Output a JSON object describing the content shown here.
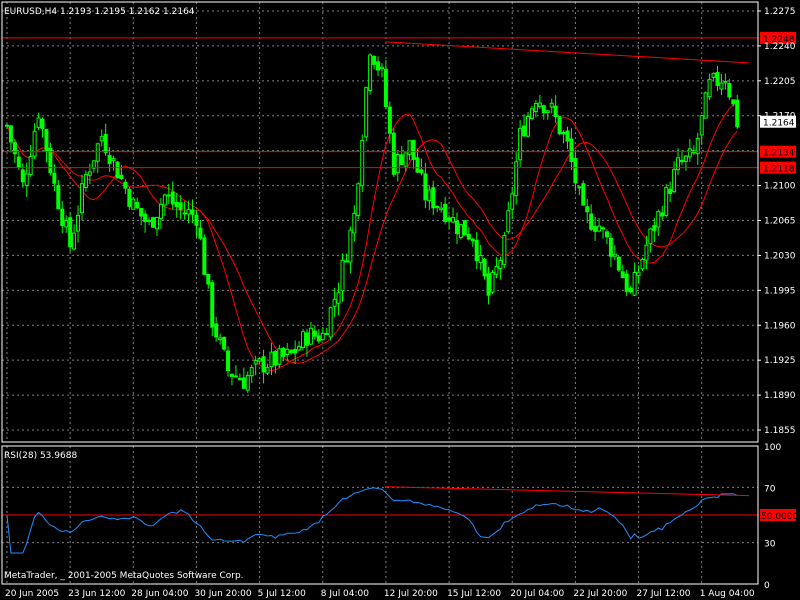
{
  "colors": {
    "background": "#000000",
    "grid": "#7f7f7f",
    "frame": "#ffffff",
    "text": "#ffffff",
    "bull": "#00ff00",
    "ma": "#ff0000",
    "level": "#ff0000",
    "rsi": "#1e90ff"
  },
  "chart_data": [
    {
      "type": "candlestick",
      "title": "EURUSD,H4  1.2193 1.2195 1.2162 1.2164",
      "ylim": [
        1.1843,
        1.2284
      ],
      "y_ticks": [
        "1.2275",
        "1.2240",
        "1.2205",
        "1.2170",
        "1.2135",
        "1.2100",
        "1.2065",
        "1.2030",
        "1.1995",
        "1.1960",
        "1.1925",
        "1.1890",
        "1.1855"
      ],
      "y_tick_values": [
        1.2275,
        1.224,
        1.2205,
        1.217,
        1.2135,
        1.21,
        1.2065,
        1.203,
        1.1995,
        1.196,
        1.1925,
        1.189,
        1.1855
      ],
      "x_ticks": [
        "20 Jun 2005",
        "23 Jun 12:00",
        "28 Jun 04:00",
        "30 Jun 20:00",
        "5 Jul 12:00",
        "8 Jul 04:00",
        "12 Jul 20:00",
        "15 Jul 12:00",
        "20 Jul 04:00",
        "22 Jul 20:00",
        "27 Jul 12:00",
        "1 Aug 04:00"
      ],
      "x_tick_index": [
        0,
        16,
        32,
        48,
        64,
        80,
        96,
        112,
        128,
        144,
        160,
        176
      ],
      "close_anchors": [
        [
          0,
          1.216
        ],
        [
          4,
          1.21
        ],
        [
          8,
          1.2175
        ],
        [
          12,
          1.21
        ],
        [
          16,
          1.204
        ],
        [
          20,
          1.211
        ],
        [
          24,
          1.215
        ],
        [
          28,
          1.2115
        ],
        [
          32,
          1.208
        ],
        [
          36,
          1.206
        ],
        [
          40,
          1.209
        ],
        [
          44,
          1.2075
        ],
        [
          48,
          1.207
        ],
        [
          52,
          1.1965
        ],
        [
          56,
          1.1915
        ],
        [
          60,
          1.1905
        ],
        [
          64,
          1.192
        ],
        [
          68,
          1.1925
        ],
        [
          72,
          1.193
        ],
        [
          76,
          1.195
        ],
        [
          80,
          1.195
        ],
        [
          84,
          1.2
        ],
        [
          88,
          1.207
        ],
        [
          92,
          1.224
        ],
        [
          95,
          1.221
        ],
        [
          98,
          1.212
        ],
        [
          102,
          1.214
        ],
        [
          106,
          1.209
        ],
        [
          110,
          1.208
        ],
        [
          114,
          1.206
        ],
        [
          118,
          1.205
        ],
        [
          122,
          1.199
        ],
        [
          126,
          1.204
        ],
        [
          130,
          1.215
        ],
        [
          134,
          1.219
        ],
        [
          138,
          1.2175
        ],
        [
          142,
          1.214
        ],
        [
          146,
          1.207
        ],
        [
          150,
          1.206
        ],
        [
          154,
          1.203
        ],
        [
          158,
          1.199
        ],
        [
          162,
          1.204
        ],
        [
          166,
          1.208
        ],
        [
          170,
          1.212
        ],
        [
          174,
          1.213
        ],
        [
          178,
          1.22
        ],
        [
          182,
          1.221
        ],
        [
          185,
          1.2164
        ]
      ],
      "moving_averages": [
        {
          "period": 12
        },
        {
          "period": 20
        }
      ],
      "horizontal_levels": [
        {
          "label": "1.2248",
          "value": 1.2248
        },
        {
          "label": "1.2134",
          "value": 1.2134
        },
        {
          "label": "1.2118",
          "value": 1.2118
        }
      ],
      "current_price": {
        "label": "1.2164",
        "value": 1.2164
      },
      "trendline": {
        "from_index": 96,
        "from_value": 1.2244,
        "to_index": 188,
        "to_value": 1.2223
      }
    },
    {
      "type": "line",
      "title": "RSI(28) 53.9688",
      "ylim": [
        0,
        100
      ],
      "y_ticks": [
        "100",
        "70",
        "30",
        "0"
      ],
      "y_tick_values": [
        100,
        70,
        30,
        0
      ],
      "levels": [
        {
          "label": "50.0000",
          "value": 50
        },
        {
          "value": 70
        }
      ],
      "trendline": {
        "from_index": 96,
        "from_value": 70.5,
        "to_index": 188,
        "to_value": 64
      }
    }
  ],
  "footer": {
    "copyright": "MetaTrader, _ 2001-2005 MetaQuotes Software Corp."
  }
}
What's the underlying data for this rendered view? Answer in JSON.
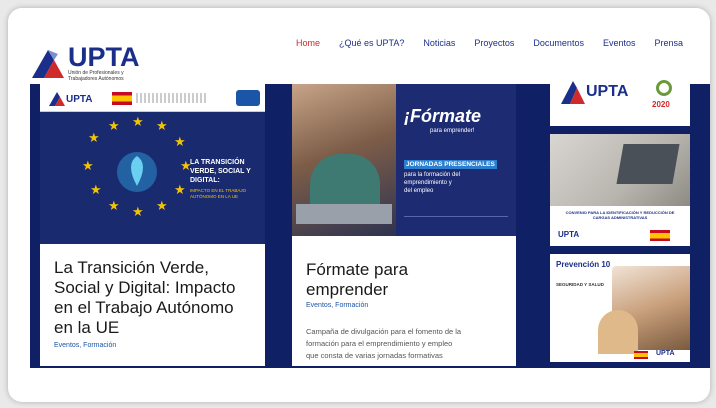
{
  "brand": {
    "name": "UPTA",
    "tagline": "Unión de Profesionales y Trabajadores Autónomos"
  },
  "nav": {
    "items": [
      "Home",
      "¿Qué es UPTA?",
      "Noticias",
      "Proyectos",
      "Documentos",
      "Eventos",
      "Prensa"
    ],
    "active": "Home"
  },
  "colors": {
    "navy": "#102065",
    "brand_blue": "#1b2f8a",
    "brand_red": "#d02a2a",
    "link_blue": "#1b55a8"
  },
  "posts": [
    {
      "image_heading": "LA TRANSICIÓN VERDE, SOCIAL Y DIGITAL:",
      "image_sub": "IMPACTO EN EL TRABAJO AUTÓNOMO EN LA UE",
      "title_lines": [
        "La Transición Verde,",
        "Social y Digital: Impacto",
        "en el Trabajo Autónomo",
        "en la UE"
      ],
      "meta": "Eventos, Formación"
    },
    {
      "image_heading": "¡Fórmate",
      "image_heading_sub": "para emprender!",
      "image_block_title": "JORNADAS PRESENCIALES",
      "image_block_lines": [
        "para la formación del",
        "emprendimiento y",
        "del empleo"
      ],
      "title_lines": [
        "Fórmate para",
        "emprender"
      ],
      "meta": "Eventos, Formación",
      "excerpt": [
        "Campaña de divulgación para el fomento de la",
        "formación para el emprendimiento y empleo",
        "que consta de varias jornadas formativas"
      ]
    }
  ],
  "sidebar": {
    "ad1": {
      "brand": "UPTA",
      "badge": "2020"
    },
    "ad2": {
      "caption": "CONVENIO PARA LA IDENTIFICACIÓN Y REDUCCIÓN DE CARGAS ADMINISTRATIVAS",
      "brand": "UPTA"
    },
    "ad3": {
      "heading": "Prevención 10",
      "sub": "SEGURIDAD Y SALUD",
      "brand": "UPTA"
    }
  }
}
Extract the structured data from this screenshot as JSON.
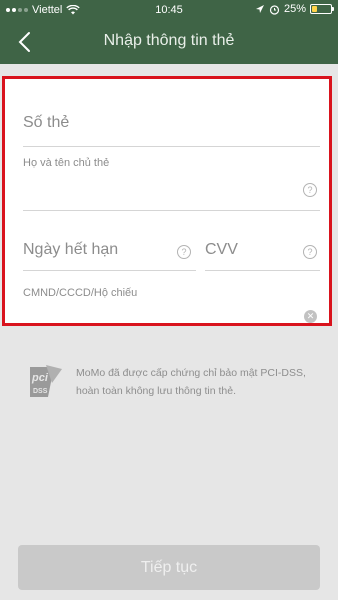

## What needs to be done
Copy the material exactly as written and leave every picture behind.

## Answer for this exercise
Output a JSON object describing the content shown here.
{
  "colors": {
    "background": "#000000",
    "grid": "#7f7f7f",
    "frame": "#ffffff",
    "text": "#ffffff",
    "bull": "#00ff00",
    "ma": "#ff0000",
    "level": "#ff0000",
    "rsi": "#1e90ff"
  },
  "chart_data": [
    {
      "type": "candlestick",
      "title": "EURUSD,H4  1.2193 1.2195 1.2162 1.2164",
      "ylim": [
        1.1843,
        1.2284
      ],
      "y_ticks": [
        "1.2275",
        "1.2240",
        "1.2205",
        "1.2170",
        "1.2135",
        "1.2100",
        "1.2065",
        "1.2030",
        "1.1995",
        "1.1960",
        "1.1925",
        "1.1890",
        "1.1855"
      ],
      "y_tick_values": [
        1.2275,
        1.224,
        1.2205,
        1.217,
        1.2135,
        1.21,
        1.2065,
        1.203,
        1.1995,
        1.196,
        1.1925,
        1.189,
        1.1855
      ],
      "x_ticks": [
        "20 Jun 2005",
        "23 Jun 12:00",
        "28 Jun 04:00",
        "30 Jun 20:00",
        "5 Jul 12:00",
        "8 Jul 04:00",
        "12 Jul 20:00",
        "15 Jul 12:00",
        "20 Jul 04:00",
        "22 Jul 20:00",
        "27 Jul 12:00",
        "1 Aug 04:00"
      ],
      "x_tick_index": [
        0,
        16,
        32,
        48,
        64,
        80,
        96,
        112,
        128,
        144,
        160,
        176
      ],
      "close_anchors": [
        [
          0,
          1.216
        ],
        [
          4,
          1.21
        ],
        [
          8,
          1.2175
        ],
        [
          12,
          1.21
        ],
        [
          16,
          1.204
        ],
        [
          20,
          1.211
        ],
        [
          24,
          1.215
        ],
        [
          28,
          1.2115
        ],
        [
          32,
          1.208
        ],
        [
          36,
          1.206
        ],
        [
          40,
          1.209
        ],
        [
          44,
          1.2075
        ],
        [
          48,
          1.207
        ],
        [
          52,
          1.1965
        ],
        [
          56,
          1.1915
        ],
        [
          60,
          1.1905
        ],
        [
          64,
          1.192
        ],
        [
          68,
          1.1925
        ],
        [
          72,
          1.193
        ],
        [
          76,
          1.195
        ],
        [
          80,
          1.195
        ],
        [
          84,
          1.2
        ],
        [
          88,
          1.207
        ],
        [
          92,
          1.224
        ],
        [
          95,
          1.221
        ],
        [
          98,
          1.212
        ],
        [
          102,
          1.214
        ],
        [
          106,
          1.209
        ],
        [
          110,
          1.208
        ],
        [
          114,
          1.206
        ],
        [
          118,
          1.205
        ],
        [
          122,
          1.199
        ],
        [
          126,
          1.204
        ],
        [
          130,
          1.215
        ],
        [
          134,
          1.219
        ],
        [
          138,
          1.2175
        ],
        [
          142,
          1.214
        ],
        [
          146,
          1.207
        ],
        [
          150,
          1.206
        ],
        [
          154,
          1.203
        ],
        [
          158,
          1.199
        ],
        [
          162,
          1.204
        ],
        [
          166,
          1.208
        ],
        [
          170,
          1.212
        ],
        [
          174,
          1.213
        ],
        [
          178,
          1.22
        ],
        [
          182,
          1.221
        ],
        [
          185,
          1.2164
        ]
      ],
      "moving_averages": [
        {
          "period": 12
        },
        {
          "period": 20
        }
      ],
      "horizontal_levels": [
        {
          "label": "1.2248",
          "value": 1.2248
        },
        {
          "label": "1.2134",
          "value": 1.2134
        },
        {
          "label": "1.2118",
          "value": 1.2118
        }
      ],
      "current_price": {
        "label": "1.2164",
        "value": 1.2164
      },
      "trendline": {
        "from_index": 96,
        "from_value": 1.2244,
        "to_index": 188,
        "to_value": 1.2223
      }
    },
    {
      "type": "line",
      "title": "RSI(28) 53.9688",
      "ylim": [
        0,
        100
      ],
      "y_ticks": [
        "100",
        "70",
        "30",
        "0"
      ],
      "y_tick_values": [
        100,
        70,
        30,
        0
      ],
      "levels": [
        {
          "label": "50.0000",
          "value": 50
        },
        {
          "value": 70
        }
      ],
      "trendline": {
        "from_index": 96,
        "from_value": 70.5,
        "to_index": 188,
        "to_value": 64
      }
    }
  ],
  "footer": {
    "copyright": "MetaTrader, _ 2001-2005 MetaQuotes Software Corp."
  }
}
What's the underlying data for this rendered view? Answer in JSON.
{
  "brand": {
    "name": "UPTA",
    "tagline": "Unión de Profesionales y Trabajadores Autónomos"
  },
  "nav": {
    "items": [
      "Home",
      "¿Qué es UPTA?",
      "Noticias",
      "Proyectos",
      "Documentos",
      "Eventos",
      "Prensa"
    ],
    "active": "Home"
  },
  "colors": {
    "navy": "#102065",
    "brand_blue": "#1b2f8a",
    "brand_red": "#d02a2a",
    "link_blue": "#1b55a8"
  },
  "posts": [
    {
      "image_heading": "LA TRANSICIÓN VERDE, SOCIAL Y DIGITAL:",
      "image_sub": "IMPACTO EN EL TRABAJO AUTÓNOMO EN LA UE",
      "title_lines": [
        "La Transición Verde,",
        "Social y Digital: Impacto",
        "en el Trabajo Autónomo",
        "en la UE"
      ],
      "meta": "Eventos, Formación"
    },
    {
      "image_heading": "¡Fórmate",
      "image_heading_sub": "para emprender!",
      "image_block_title": "JORNADAS PRESENCIALES",
      "image_block_lines": [
        "para la formación del",
        "emprendimiento y",
        "del empleo"
      ],
      "title_lines": [
        "Fórmate para",
        "emprender"
      ],
      "meta": "Eventos, Formación",
      "excerpt": [
        "Campaña de divulgación para el fomento de la",
        "formación para el emprendimiento y empleo",
        "que consta de varias jornadas formativas"
      ]
    }
  ],
  "sidebar": {
    "ad1": {
      "brand": "UPTA",
      "badge": "2020"
    },
    "ad2": {
      "caption": "CONVENIO PARA LA IDENTIFICACIÓN Y REDUCCIÓN DE CARGAS ADMINISTRATIVAS",
      "brand": "UPTA"
    },
    "ad3": {
      "heading": "Prevención 10",
      "sub": "SEGURIDAD Y SALUD",
      "brand": "UPTA"
    }
  }
}
Extract the structured data from this screenshot as JSON.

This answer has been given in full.